* _RECORDS SHOWN_:
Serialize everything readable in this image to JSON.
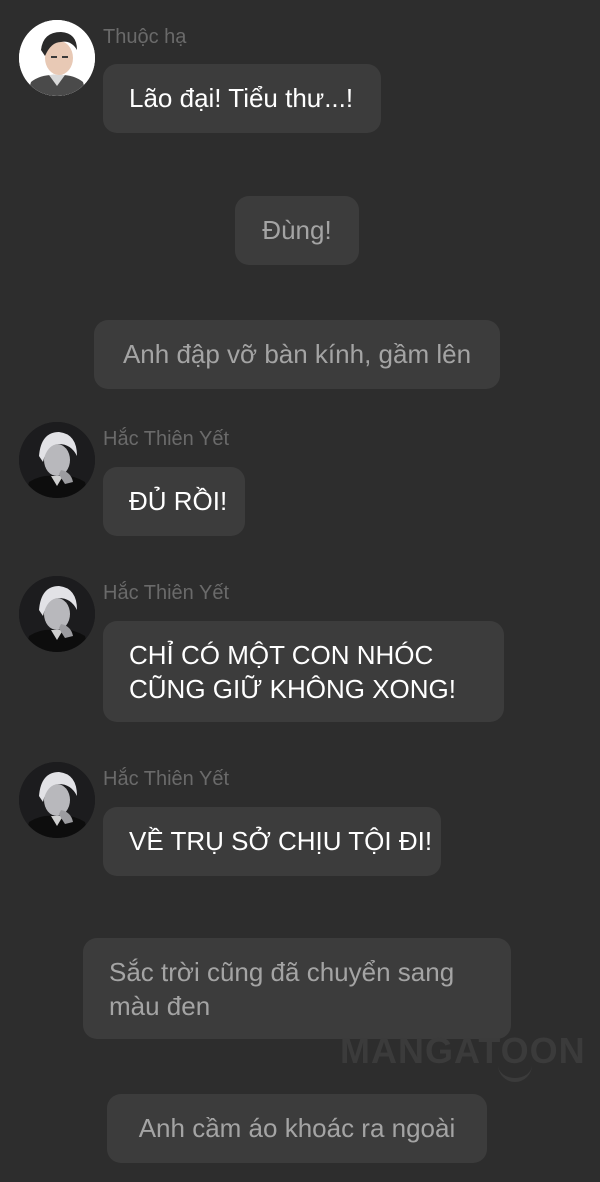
{
  "colors": {
    "background": "#2d2d2d",
    "bubble": "#3c3c3c",
    "speech_text": "#ffffff",
    "narration_text": "#a4a4a4",
    "speaker_name": "#6a6a6a"
  },
  "messages": [
    {
      "type": "speech",
      "speaker": "Thuộc hạ",
      "avatar": "subordinate-avatar",
      "lines": [
        "Lão đại! Tiểu thư...!"
      ]
    },
    {
      "type": "narration",
      "lines": [
        "Đùng!"
      ]
    },
    {
      "type": "narration",
      "lines": [
        "Anh đập vỡ bàn kính, gầm lên"
      ]
    },
    {
      "type": "speech",
      "speaker": "Hắc Thiên Yết",
      "avatar": "hac-thien-yet-avatar",
      "lines": [
        "ĐỦ RỒI!"
      ]
    },
    {
      "type": "speech",
      "speaker": "Hắc Thiên Yết",
      "avatar": "hac-thien-yet-avatar",
      "lines": [
        "CHỈ CÓ MỘT CON NHÓC",
        "CŨNG GIỮ KHÔNG XONG!"
      ]
    },
    {
      "type": "speech",
      "speaker": "Hắc Thiên Yết",
      "avatar": "hac-thien-yet-avatar",
      "lines": [
        "VỀ TRỤ SỞ CHỊU TỘI ĐI!"
      ]
    },
    {
      "type": "narration",
      "lines": [
        "Sắc trời cũng đã chuyển sang",
        "màu đen"
      ]
    },
    {
      "type": "narration",
      "lines": [
        "Anh cầm áo khoác ra ngoài"
      ]
    }
  ],
  "watermark": "MANGATOON"
}
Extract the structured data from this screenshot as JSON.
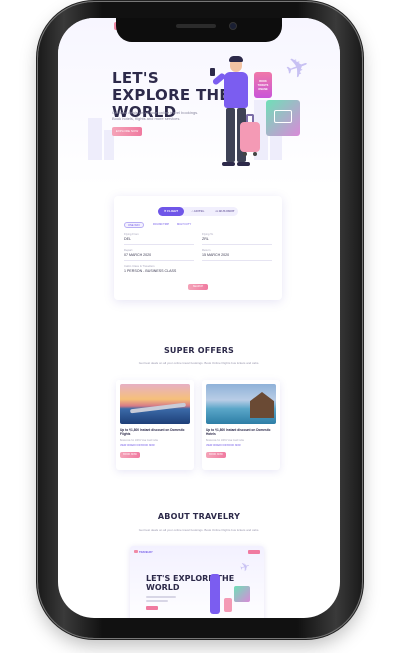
{
  "hero": {
    "title": "LET'S EXPLORE THE WORLD",
    "description": "Get best deals on all your online travel bookings. Book hotels, flights and more services.",
    "cta_label": "EXPLORE NOW",
    "ticket_text": "BOOK TICKETS ONLINE"
  },
  "booking": {
    "tabs": [
      {
        "label": "FLIGHT",
        "active": true
      },
      {
        "label": "HOTEL",
        "active": false
      },
      {
        "label": "BUS RENT",
        "active": false
      }
    ],
    "trip_types": [
      {
        "label": "ONE WAY",
        "active": true
      },
      {
        "label": "ROUND TRIP",
        "active": false
      },
      {
        "label": "MULTI CITY",
        "active": false
      }
    ],
    "fields": {
      "from_label": "Flying From",
      "from_value": "DEL",
      "to_label": "Flying To",
      "to_value": "ZRL",
      "depart_label": "Depart",
      "depart_value": "07 MARCH 2020",
      "return_label": "Return",
      "return_value": "15 MARCH 2020",
      "travellers_label": "Cabin Class & Travellers",
      "travellers_value": "1 PERSON - BUSINESS CLASS"
    },
    "search_label": "SEARCH"
  },
  "offers": {
    "title": "SUPER OFFERS",
    "subtitle": "Get best deals on all your online travel bookings. Book Online Flights bus tickets and cabs.",
    "items": [
      {
        "title": "Up to ₹1,800 Instant discount on Domestic Flights",
        "meta": "Bookcode for 100% Visa Card India",
        "link": "VIEW OFFER FOR BOOK NOW",
        "cta": "BOOK NOW"
      },
      {
        "title": "Up to ₹1,800 Instant discount on Domestic Hotels",
        "meta": "Bookcode for 100% Visa Card India",
        "link": "VIEW OFFER FOR BOOK NOW",
        "cta": "BOOK NOW"
      }
    ]
  },
  "about": {
    "title": "ABOUT TRAVELRY",
    "subtitle": "Get best deals on all your online travel bookings. Book Online Flights bus tickets and cabs.",
    "preview_logo": "TRAVELRY",
    "preview_title": "LET'S EXPLORE THE WORLD"
  }
}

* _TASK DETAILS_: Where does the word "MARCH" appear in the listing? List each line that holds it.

* _EXERCISE ANSWER_:
      "depart_value": "07 MARCH 2020",
      "return_value": "15 MARCH 2020",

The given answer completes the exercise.